→ Problem: In the records below, some lines contain the word "subtitle". Copy each of them.

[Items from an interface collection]
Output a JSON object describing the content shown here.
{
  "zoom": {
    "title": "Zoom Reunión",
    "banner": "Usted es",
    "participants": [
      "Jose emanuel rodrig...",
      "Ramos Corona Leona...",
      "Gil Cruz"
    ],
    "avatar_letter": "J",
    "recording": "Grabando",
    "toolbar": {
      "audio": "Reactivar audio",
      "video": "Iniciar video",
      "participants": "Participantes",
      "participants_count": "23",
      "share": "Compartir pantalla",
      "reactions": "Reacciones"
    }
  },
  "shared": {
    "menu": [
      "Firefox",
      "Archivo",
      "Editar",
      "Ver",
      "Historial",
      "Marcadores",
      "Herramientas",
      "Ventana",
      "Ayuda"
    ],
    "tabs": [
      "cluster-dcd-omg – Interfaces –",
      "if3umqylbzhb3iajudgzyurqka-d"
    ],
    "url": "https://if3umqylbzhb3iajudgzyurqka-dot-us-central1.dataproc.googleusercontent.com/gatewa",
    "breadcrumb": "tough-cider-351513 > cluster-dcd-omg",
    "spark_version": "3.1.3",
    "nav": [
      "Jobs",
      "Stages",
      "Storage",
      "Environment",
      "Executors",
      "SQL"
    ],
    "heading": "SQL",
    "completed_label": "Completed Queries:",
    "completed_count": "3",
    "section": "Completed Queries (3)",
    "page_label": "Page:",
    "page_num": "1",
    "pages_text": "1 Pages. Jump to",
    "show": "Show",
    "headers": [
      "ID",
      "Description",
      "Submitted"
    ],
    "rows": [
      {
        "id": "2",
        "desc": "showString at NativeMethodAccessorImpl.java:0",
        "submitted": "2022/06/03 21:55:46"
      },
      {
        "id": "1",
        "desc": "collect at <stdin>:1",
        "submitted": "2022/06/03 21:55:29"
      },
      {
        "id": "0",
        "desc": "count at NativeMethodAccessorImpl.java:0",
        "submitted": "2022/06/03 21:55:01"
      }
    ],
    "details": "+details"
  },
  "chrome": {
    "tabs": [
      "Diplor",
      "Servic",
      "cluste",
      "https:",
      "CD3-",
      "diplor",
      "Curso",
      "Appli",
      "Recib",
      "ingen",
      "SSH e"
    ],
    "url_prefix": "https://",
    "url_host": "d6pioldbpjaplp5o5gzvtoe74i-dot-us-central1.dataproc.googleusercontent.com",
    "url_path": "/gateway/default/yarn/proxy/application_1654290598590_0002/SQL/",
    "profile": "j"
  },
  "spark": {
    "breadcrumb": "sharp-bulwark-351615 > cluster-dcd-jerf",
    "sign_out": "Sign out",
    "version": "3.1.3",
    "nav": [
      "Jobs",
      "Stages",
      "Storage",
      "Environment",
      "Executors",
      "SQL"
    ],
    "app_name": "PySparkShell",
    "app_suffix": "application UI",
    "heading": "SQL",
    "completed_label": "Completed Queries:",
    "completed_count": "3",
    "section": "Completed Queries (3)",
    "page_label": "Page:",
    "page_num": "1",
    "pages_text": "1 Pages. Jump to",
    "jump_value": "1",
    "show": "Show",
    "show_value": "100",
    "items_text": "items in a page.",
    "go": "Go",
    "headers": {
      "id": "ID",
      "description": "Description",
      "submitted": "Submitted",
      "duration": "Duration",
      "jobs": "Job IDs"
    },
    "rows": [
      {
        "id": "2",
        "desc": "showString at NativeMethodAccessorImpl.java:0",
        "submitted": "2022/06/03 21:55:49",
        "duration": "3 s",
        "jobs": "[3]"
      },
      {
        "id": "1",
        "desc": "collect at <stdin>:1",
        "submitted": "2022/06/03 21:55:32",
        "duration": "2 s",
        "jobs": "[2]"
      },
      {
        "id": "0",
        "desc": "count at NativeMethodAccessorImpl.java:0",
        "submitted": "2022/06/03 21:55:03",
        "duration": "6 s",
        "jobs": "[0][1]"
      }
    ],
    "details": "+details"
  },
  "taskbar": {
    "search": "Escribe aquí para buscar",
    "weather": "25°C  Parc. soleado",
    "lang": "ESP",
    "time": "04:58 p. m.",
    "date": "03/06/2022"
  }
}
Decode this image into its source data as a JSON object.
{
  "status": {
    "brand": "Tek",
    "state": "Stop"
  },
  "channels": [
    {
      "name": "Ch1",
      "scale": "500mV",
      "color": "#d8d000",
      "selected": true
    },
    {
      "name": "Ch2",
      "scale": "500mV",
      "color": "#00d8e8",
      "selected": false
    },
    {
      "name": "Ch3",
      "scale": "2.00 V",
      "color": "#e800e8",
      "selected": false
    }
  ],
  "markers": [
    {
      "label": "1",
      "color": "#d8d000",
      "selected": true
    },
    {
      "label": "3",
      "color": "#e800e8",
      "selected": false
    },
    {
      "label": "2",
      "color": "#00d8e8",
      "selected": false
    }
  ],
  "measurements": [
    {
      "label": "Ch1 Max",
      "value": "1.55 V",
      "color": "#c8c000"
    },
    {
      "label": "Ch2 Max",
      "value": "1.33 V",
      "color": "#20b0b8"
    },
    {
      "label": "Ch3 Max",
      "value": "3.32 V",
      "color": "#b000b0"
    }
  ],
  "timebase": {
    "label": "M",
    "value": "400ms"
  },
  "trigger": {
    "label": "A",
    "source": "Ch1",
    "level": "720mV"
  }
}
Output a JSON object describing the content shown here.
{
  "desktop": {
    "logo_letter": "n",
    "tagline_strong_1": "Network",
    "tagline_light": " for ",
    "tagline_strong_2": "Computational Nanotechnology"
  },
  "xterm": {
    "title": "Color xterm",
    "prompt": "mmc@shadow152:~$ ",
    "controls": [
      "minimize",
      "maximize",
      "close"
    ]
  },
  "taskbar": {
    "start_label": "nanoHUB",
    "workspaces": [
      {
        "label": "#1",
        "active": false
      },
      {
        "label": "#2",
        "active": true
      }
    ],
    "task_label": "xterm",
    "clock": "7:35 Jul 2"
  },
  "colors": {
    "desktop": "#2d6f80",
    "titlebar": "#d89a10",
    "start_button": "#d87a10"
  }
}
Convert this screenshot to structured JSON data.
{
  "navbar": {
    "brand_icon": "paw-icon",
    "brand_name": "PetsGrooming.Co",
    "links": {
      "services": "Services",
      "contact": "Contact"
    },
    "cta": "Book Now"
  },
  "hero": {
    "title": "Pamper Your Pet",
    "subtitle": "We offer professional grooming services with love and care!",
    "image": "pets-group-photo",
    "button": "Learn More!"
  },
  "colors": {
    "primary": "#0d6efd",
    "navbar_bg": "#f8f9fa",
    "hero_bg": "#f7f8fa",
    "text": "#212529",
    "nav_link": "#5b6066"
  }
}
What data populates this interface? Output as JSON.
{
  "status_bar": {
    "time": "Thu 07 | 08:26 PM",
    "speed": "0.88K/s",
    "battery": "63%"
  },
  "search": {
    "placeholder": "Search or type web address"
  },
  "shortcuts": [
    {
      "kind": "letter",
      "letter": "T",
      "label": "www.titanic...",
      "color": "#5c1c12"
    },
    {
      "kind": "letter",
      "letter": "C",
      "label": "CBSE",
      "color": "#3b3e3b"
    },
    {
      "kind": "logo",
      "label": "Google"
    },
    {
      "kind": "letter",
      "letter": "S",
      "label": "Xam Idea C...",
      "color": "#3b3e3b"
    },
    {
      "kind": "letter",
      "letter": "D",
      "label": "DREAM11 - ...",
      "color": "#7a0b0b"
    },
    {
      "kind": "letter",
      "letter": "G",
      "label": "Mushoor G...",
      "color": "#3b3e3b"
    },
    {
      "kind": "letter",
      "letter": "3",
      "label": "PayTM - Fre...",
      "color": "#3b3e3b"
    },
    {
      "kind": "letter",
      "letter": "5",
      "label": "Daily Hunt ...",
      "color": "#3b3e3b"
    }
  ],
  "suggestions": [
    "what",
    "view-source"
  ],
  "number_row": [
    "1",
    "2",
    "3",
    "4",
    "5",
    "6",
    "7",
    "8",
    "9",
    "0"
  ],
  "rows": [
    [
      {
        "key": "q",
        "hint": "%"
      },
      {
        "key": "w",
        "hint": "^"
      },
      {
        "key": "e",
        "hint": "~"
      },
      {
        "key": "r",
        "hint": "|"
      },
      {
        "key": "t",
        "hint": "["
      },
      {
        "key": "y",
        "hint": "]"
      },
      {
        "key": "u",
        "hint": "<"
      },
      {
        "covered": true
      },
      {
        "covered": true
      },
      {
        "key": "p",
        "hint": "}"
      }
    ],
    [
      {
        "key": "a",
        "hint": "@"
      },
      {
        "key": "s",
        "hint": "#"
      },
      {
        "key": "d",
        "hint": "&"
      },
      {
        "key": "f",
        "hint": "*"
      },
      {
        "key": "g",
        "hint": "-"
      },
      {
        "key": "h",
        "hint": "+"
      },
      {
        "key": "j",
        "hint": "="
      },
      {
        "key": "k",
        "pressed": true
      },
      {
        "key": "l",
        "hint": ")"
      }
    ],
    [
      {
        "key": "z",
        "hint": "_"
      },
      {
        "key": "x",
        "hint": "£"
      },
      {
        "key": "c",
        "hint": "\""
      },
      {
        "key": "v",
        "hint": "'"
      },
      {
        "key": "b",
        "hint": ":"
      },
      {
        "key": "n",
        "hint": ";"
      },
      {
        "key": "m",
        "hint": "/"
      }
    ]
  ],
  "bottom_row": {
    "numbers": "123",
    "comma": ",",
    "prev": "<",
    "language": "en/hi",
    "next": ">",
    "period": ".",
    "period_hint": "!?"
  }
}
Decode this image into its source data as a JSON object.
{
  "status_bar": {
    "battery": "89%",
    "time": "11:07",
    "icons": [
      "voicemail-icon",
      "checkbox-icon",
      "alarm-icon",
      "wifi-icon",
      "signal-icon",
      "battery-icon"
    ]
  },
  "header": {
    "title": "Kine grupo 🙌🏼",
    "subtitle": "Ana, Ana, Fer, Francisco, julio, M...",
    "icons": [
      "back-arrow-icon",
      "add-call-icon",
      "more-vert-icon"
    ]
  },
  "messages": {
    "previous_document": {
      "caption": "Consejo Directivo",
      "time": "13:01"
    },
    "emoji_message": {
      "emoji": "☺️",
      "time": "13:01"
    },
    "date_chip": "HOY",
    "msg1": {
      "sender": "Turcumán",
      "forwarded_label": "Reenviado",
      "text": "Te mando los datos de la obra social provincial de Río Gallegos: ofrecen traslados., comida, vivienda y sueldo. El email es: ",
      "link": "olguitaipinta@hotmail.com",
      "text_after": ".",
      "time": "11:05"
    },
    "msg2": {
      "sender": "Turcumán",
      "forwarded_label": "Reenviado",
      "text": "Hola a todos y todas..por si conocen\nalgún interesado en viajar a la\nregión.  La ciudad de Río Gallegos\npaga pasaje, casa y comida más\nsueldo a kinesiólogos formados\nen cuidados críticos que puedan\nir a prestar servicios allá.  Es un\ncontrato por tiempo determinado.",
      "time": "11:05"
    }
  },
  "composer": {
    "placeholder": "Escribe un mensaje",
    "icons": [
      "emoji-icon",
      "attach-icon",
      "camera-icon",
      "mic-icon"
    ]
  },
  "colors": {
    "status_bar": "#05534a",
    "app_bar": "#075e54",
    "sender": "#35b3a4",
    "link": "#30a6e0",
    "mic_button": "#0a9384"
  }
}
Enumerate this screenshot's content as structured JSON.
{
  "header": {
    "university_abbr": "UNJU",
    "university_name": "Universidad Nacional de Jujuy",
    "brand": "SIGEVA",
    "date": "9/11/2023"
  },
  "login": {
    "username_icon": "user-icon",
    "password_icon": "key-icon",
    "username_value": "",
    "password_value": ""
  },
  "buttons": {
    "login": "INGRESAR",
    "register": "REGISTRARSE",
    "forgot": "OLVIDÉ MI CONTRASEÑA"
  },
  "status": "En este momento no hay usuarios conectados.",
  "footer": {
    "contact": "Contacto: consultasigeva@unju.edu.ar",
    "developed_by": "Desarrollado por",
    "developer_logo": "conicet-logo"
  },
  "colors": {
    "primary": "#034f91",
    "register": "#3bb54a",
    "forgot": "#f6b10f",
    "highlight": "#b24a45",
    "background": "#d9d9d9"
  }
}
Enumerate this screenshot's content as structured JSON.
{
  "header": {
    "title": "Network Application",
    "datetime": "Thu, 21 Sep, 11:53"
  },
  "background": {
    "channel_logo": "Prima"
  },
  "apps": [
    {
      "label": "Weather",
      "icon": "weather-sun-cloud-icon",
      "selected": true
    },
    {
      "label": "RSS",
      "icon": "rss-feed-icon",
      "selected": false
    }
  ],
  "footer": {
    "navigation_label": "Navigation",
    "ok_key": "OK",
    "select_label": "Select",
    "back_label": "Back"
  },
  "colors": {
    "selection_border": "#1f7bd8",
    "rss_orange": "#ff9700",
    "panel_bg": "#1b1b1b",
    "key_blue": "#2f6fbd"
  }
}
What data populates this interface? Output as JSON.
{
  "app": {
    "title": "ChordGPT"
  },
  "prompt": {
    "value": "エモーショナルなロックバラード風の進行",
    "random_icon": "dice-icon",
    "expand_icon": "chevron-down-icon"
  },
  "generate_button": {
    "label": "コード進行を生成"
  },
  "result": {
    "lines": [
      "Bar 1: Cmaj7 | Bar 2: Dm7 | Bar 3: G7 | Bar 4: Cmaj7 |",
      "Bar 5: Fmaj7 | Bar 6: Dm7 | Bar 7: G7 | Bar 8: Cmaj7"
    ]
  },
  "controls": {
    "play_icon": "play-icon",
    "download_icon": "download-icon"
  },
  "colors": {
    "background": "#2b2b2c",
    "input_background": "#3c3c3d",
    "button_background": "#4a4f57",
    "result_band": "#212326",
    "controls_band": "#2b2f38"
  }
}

→ Solved exercise:
    "subtitle": "We offer professional grooming services with love and care!",
    "subtitle": "Ana, Ana, Fer, Francisco, julio, M...",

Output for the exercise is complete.